» Source material:
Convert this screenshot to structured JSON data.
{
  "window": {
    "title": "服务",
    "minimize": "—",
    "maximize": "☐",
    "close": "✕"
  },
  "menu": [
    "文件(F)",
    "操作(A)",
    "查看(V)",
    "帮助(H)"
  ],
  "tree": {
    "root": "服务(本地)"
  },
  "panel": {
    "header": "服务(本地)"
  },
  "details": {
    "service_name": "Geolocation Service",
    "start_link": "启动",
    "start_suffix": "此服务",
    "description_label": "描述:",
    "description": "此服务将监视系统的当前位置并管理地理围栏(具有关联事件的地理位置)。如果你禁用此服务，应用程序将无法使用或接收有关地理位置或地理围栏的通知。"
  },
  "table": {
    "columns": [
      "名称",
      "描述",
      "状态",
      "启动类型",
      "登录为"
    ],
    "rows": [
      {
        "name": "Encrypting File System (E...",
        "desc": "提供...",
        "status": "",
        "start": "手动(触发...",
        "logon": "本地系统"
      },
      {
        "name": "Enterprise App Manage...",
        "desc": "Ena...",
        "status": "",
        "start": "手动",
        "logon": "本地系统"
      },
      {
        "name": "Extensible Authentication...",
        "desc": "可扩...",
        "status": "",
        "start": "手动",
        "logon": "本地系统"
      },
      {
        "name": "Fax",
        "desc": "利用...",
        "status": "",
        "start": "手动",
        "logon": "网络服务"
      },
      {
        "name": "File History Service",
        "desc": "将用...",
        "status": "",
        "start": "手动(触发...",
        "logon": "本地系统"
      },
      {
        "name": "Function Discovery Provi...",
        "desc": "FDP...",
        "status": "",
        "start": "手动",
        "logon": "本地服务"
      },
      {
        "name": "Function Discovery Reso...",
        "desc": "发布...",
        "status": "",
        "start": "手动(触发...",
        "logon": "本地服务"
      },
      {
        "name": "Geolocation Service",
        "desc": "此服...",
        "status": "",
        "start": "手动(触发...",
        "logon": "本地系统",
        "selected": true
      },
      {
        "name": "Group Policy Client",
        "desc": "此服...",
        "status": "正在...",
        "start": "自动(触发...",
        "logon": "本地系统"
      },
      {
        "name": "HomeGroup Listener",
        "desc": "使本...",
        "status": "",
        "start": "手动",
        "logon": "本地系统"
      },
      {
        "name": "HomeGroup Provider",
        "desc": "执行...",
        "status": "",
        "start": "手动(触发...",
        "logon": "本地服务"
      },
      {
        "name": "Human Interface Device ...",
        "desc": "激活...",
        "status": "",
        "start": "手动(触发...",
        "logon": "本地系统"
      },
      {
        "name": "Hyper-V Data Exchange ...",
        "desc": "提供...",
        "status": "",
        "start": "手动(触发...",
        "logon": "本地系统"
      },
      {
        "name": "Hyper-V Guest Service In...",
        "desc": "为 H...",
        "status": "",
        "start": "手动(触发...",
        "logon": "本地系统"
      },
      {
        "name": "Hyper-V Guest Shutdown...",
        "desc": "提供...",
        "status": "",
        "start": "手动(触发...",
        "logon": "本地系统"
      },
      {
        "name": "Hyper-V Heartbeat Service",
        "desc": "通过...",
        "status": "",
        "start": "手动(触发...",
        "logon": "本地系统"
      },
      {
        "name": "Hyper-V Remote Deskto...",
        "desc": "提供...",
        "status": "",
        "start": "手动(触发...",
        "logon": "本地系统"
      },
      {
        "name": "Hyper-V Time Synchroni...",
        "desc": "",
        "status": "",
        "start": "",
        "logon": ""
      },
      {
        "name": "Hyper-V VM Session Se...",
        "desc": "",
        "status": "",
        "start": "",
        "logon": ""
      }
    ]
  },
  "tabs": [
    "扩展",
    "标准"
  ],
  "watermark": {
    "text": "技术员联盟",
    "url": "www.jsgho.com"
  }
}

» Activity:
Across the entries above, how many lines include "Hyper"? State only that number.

» Result for this task:
7